_What this task involves_.
What is needed is an exact copy of the data that follows.

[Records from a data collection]
*** Begin section ***

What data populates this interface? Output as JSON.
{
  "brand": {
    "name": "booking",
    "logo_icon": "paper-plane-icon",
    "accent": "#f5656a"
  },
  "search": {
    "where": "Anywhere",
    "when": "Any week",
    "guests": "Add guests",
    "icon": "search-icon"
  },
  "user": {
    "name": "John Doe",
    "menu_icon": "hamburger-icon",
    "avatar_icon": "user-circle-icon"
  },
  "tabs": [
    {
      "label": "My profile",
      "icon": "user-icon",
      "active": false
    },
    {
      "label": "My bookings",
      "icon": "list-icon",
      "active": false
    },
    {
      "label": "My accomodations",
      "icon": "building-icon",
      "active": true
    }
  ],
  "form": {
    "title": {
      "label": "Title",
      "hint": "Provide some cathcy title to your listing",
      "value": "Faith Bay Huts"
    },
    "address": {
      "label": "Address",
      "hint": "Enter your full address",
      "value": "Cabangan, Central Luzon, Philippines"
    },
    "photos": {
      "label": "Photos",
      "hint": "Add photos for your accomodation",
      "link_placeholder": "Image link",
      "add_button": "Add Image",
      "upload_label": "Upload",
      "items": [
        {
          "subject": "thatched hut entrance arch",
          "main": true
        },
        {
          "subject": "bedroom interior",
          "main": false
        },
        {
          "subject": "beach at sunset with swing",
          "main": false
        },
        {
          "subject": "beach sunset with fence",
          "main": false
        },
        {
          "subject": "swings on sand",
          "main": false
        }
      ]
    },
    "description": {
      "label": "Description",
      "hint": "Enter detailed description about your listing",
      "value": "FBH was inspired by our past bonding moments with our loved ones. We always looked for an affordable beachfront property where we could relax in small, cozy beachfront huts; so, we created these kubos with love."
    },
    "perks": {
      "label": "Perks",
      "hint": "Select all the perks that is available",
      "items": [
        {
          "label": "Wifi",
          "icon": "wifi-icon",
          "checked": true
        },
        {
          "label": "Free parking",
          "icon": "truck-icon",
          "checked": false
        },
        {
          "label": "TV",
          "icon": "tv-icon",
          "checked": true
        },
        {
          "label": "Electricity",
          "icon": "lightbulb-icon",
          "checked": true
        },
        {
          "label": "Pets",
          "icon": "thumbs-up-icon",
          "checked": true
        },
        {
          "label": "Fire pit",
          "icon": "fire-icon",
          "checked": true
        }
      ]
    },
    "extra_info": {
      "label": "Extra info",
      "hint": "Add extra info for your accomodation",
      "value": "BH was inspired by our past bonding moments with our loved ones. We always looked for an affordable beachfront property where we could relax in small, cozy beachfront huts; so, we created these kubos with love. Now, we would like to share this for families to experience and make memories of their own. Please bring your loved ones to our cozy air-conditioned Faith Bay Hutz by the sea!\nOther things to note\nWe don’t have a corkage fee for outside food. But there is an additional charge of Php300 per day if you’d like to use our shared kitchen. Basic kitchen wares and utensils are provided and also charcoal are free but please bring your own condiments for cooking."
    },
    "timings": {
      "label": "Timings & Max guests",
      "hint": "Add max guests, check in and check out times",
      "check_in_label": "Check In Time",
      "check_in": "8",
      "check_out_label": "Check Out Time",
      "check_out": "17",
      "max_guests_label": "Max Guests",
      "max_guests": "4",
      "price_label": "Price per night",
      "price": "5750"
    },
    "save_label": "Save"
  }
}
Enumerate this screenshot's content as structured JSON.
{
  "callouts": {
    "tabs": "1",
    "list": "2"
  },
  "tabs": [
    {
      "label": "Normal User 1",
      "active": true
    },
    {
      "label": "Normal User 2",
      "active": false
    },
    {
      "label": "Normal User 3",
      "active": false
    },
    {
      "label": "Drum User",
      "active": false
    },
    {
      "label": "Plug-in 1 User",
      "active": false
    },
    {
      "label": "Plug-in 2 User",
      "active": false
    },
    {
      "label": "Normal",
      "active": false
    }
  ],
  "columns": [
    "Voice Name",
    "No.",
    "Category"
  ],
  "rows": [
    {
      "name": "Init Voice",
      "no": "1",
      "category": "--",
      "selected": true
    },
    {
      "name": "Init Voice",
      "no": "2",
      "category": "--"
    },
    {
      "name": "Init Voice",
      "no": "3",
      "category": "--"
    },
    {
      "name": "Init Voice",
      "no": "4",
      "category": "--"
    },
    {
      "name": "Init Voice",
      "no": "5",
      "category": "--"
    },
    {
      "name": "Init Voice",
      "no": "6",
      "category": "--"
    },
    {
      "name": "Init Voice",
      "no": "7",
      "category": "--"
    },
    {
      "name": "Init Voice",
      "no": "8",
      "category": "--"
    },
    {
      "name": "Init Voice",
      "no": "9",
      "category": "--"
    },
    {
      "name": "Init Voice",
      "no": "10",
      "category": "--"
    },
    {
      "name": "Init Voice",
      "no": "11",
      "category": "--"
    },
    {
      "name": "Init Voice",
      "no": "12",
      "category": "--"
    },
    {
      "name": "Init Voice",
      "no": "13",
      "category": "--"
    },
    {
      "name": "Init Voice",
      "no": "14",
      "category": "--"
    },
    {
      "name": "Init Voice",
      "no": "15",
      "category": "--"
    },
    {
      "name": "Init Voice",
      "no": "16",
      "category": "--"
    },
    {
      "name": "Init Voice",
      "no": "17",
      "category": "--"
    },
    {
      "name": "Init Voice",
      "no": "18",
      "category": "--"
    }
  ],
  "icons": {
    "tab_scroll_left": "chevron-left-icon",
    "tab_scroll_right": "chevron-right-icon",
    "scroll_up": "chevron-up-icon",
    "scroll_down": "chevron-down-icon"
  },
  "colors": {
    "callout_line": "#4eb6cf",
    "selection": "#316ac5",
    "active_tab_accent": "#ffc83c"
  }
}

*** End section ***

_Exercise response_.
What data populates this interface? Output as JSON.
{
  "brand": {
    "name": "booking",
    "logo_icon": "paper-plane-icon",
    "accent": "#f5656a"
  },
  "search": {
    "where": "Anywhere",
    "when": "Any week",
    "guests": "Add guests",
    "icon": "search-icon"
  },
  "user": {
    "name": "John Doe",
    "menu_icon": "hamburger-icon",
    "avatar_icon": "user-circle-icon"
  },
  "tabs": [
    {
      "label": "My profile",
      "icon": "user-icon",
      "active": false
    },
    {
      "label": "My bookings",
      "icon": "list-icon",
      "active": false
    },
    {
      "label": "My accomodations",
      "icon": "building-icon",
      "active": true
    }
  ],
  "form": {
    "title": {
      "label": "Title",
      "hint": "Provide some cathcy title to your listing",
      "value": "Faith Bay Huts"
    },
    "address": {
      "label": "Address",
      "hint": "Enter your full address",
      "value": "Cabangan, Central Luzon, Philippines"
    },
    "photos": {
      "label": "Photos",
      "hint": "Add photos for your accomodation",
      "link_placeholder": "Image link",
      "add_button": "Add Image",
      "upload_label": "Upload",
      "items": [
        {
          "subject": "thatched hut entrance arch",
          "main": true
        },
        {
          "subject": "bedroom interior",
          "main": false
        },
        {
          "subject": "beach at sunset with swing",
          "main": false
        },
        {
          "subject": "beach sunset with fence",
          "main": false
        },
        {
          "subject": "swings on sand",
          "main": false
        }
      ]
    },
    "description": {
      "label": "Description",
      "hint": "Enter detailed description about your listing",
      "value": "FBH was inspired by our past bonding moments with our loved ones. We always looked for an affordable beachfront property where we could relax in small, cozy beachfront huts; so, we created these kubos with love."
    },
    "perks": {
      "label": "Perks",
      "hint": "Select all the perks that is available",
      "items": [
        {
          "label": "Wifi",
          "icon": "wifi-icon",
          "checked": true
        },
        {
          "label": "Free parking",
          "icon": "truck-icon",
          "checked": false
        },
        {
          "label": "TV",
          "icon": "tv-icon",
          "checked": true
        },
        {
          "label": "Electricity",
          "icon": "lightbulb-icon",
          "checked": true
        },
        {
          "label": "Pets",
          "icon": "thumbs-up-icon",
          "checked": true
        },
        {
          "label": "Fire pit",
          "icon": "fire-icon",
          "checked": true
        }
      ]
    },
    "extra_info": {
      "label": "Extra info",
      "hint": "Add extra info for your accomodation",
      "value": "BH was inspired by our past bonding moments with our loved ones. We always looked for an affordable beachfront property where we could relax in small, cozy beachfront huts; so, we created these kubos with love. Now, we would like to share this for families to experience and make memories of their own. Please bring your loved ones to our cozy air-conditioned Faith Bay Hutz by the sea!\nOther things to note\nWe don’t have a corkage fee for outside food. But there is an additional charge of Php300 per day if you’d like to use our shared kitchen. Basic kitchen wares and utensils are provided and also charcoal are free but please bring your own condiments for cooking."
    },
    "timings": {
      "label": "Timings & Max guests",
      "hint": "Add max guests, check in and check out times",
      "check_in_label": "Check In Time",
      "check_in": "8",
      "check_out_label": "Check Out Time",
      "check_out": "17",
      "max_guests_label": "Max Guests",
      "max_guests": "4",
      "price_label": "Price per night",
      "price": "5750"
    },
    "save_label": "Save"
  }
}
Enumerate this screenshot's content as structured JSON.
{
  "callouts": {
    "tabs": "1",
    "list": "2"
  },
  "tabs": [
    {
      "label": "Normal User 1",
      "active": true
    },
    {
      "label": "Normal User 2",
      "active": false
    },
    {
      "label": "Normal User 3",
      "active": false
    },
    {
      "label": "Drum User",
      "active": false
    },
    {
      "label": "Plug-in 1 User",
      "active": false
    },
    {
      "label": "Plug-in 2 User",
      "active": false
    },
    {
      "label": "Normal",
      "active": false
    }
  ],
  "columns": [
    "Voice Name",
    "No.",
    "Category"
  ],
  "rows": [
    {
      "name": "Init Voice",
      "no": "1",
      "category": "--",
      "selected": true
    },
    {
      "name": "Init Voice",
      "no": "2",
      "category": "--"
    },
    {
      "name": "Init Voice",
      "no": "3",
      "category": "--"
    },
    {
      "name": "Init Voice",
      "no": "4",
      "category": "--"
    },
    {
      "name": "Init Voice",
      "no": "5",
      "category": "--"
    },
    {
      "name": "Init Voice",
      "no": "6",
      "category": "--"
    },
    {
      "name": "Init Voice",
      "no": "7",
      "category": "--"
    },
    {
      "name": "Init Voice",
      "no": "8",
      "category": "--"
    },
    {
      "name": "Init Voice",
      "no": "9",
      "category": "--"
    },
    {
      "name": "Init Voice",
      "no": "10",
      "category": "--"
    },
    {
      "name": "Init Voice",
      "no": "11",
      "category": "--"
    },
    {
      "name": "Init Voice",
      "no": "12",
      "category": "--"
    },
    {
      "name": "Init Voice",
      "no": "13",
      "category": "--"
    },
    {
      "name": "Init Voice",
      "no": "14",
      "category": "--"
    },
    {
      "name": "Init Voice",
      "no": "15",
      "category": "--"
    },
    {
      "name": "Init Voice",
      "no": "16",
      "category": "--"
    },
    {
      "name": "Init Voice",
      "no": "17",
      "category": "--"
    },
    {
      "name": "Init Voice",
      "no": "18",
      "category": "--"
    }
  ],
  "icons": {
    "tab_scroll_left": "chevron-left-icon",
    "tab_scroll_right": "chevron-right-icon",
    "scroll_up": "chevron-up-icon",
    "scroll_down": "chevron-down-icon"
  },
  "colors": {
    "callout_line": "#4eb6cf",
    "selection": "#316ac5",
    "active_tab_accent": "#ffc83c"
  }
}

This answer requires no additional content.